In 1986, Eddie and his friends Fat Gav, Hoppo, Metal Mickey and Nicky are on the verge of adolescence. They hang out together in their small town, deal with the bullying from Mickey’s older brother, and send each other coded messages in coloured chalk. Until one day, the chalk symbols lead them to a dismembered body and leave them with memories they can never forget. As they grow older, the gang slowly drifts apart, and an incident in college leads to a drastic break in their friendship. Fast forward to 2016 and Eddie is still living in the same small town as a teacher, when he receives an email from Mickey, wanting to reconnect about the dead body they found. Long-buried secrets are dredged up, and various bits of truth about that day are slowly unearthed.
The Chalk Man is a taut, atmospheric thriller that I devoured in a single sitting. Part of it was that I really wanted to find out what had happened that day in 1986, but more than that, I found myself drawn to the characters Tudor created, and to their lives. The story switches back and forth between the past and the present, and I love the juxtaposition that shows how much the characters have changed in the interim. The Chalk Man reminded me somewhat of Stranger Things, Riverdale, and maybe some of Stephen King’s books — the 1986 scenes had a similar sense of nostalgia and an idyllic environment tinged with foreboding.
Tudor does such a great job with the 1986 scenes that the 2016 scenes paled slightly in comparison. There’s still a sense of foreboding and the immediate mysterious threat of Eddie and all of his friends receiving a note in the mail with a stick figure sketched in chalk. One of the characters even gets murdered, which raises the question of who is after the gang now, and why they’re being targeted. But it lacks the sense of place and time that made the 1986 scenes so strong. It was also kinda sad to see how the lives of Eddie and his friends turned out in adulthood, though to Tudor’s credit, it felt all too real. And while part of me felt that the twists and reveals near the end were a bit much, it is also to Tudor’s credit that, looking back at the rest of the story, I realize that they fit right in with who the characters were and how they acted.
I finished this book late at night, and would highly recommend to start reading it earlier in the day. It’s a dark, creepy tale that’ll draw you deep into Eddie’s world, and definitely not the type of story you want to read in bed. The final chapter in particular is not the image you want to end the night with.

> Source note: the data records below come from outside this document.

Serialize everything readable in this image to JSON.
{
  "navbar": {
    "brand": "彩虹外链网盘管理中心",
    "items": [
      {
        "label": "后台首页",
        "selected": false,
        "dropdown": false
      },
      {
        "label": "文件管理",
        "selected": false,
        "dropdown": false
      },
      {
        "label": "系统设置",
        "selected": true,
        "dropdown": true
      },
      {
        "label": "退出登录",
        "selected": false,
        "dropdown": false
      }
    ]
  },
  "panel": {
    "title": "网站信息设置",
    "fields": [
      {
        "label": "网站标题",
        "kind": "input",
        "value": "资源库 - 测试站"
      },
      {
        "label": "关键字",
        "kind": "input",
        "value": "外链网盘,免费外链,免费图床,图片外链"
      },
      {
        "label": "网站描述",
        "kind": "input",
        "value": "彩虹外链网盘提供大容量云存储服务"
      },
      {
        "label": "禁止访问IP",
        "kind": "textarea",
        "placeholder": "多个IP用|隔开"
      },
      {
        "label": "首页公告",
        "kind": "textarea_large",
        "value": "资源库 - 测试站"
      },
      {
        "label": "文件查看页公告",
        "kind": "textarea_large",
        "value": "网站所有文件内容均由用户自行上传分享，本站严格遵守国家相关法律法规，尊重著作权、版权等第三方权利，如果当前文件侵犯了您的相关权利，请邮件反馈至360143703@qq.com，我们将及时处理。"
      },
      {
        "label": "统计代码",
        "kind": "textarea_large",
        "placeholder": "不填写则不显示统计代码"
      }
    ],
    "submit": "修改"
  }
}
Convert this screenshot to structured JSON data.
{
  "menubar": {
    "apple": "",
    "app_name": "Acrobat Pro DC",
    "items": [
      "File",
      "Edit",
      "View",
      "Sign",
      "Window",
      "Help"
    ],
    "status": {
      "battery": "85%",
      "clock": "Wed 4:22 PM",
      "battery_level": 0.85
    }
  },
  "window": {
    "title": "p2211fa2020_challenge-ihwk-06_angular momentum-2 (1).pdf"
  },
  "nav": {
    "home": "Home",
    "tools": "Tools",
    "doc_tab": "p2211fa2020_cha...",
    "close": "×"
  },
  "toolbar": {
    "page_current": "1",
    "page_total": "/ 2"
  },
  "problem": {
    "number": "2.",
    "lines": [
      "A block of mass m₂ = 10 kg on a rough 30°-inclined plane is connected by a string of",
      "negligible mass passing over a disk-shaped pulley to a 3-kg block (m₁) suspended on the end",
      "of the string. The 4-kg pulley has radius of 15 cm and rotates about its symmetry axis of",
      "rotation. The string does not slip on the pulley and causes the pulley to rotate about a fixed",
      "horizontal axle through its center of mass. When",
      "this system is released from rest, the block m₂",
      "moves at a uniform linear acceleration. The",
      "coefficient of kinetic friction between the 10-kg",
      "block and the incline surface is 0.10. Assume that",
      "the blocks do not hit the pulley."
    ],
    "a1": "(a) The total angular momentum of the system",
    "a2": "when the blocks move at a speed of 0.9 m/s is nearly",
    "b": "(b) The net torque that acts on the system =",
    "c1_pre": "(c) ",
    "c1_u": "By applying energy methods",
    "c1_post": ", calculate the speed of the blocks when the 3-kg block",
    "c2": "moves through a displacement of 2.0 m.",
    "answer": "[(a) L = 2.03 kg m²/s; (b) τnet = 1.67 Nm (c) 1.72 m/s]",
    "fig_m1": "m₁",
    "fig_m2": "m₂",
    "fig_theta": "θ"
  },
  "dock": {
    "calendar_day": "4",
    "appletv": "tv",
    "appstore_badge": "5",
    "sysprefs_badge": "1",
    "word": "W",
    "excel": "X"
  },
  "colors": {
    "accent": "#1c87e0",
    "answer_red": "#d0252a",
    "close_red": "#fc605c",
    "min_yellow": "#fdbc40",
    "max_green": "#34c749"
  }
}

Thank you to Penguin Random House Canada for an advance reading copy of this book in exchange for an honest review.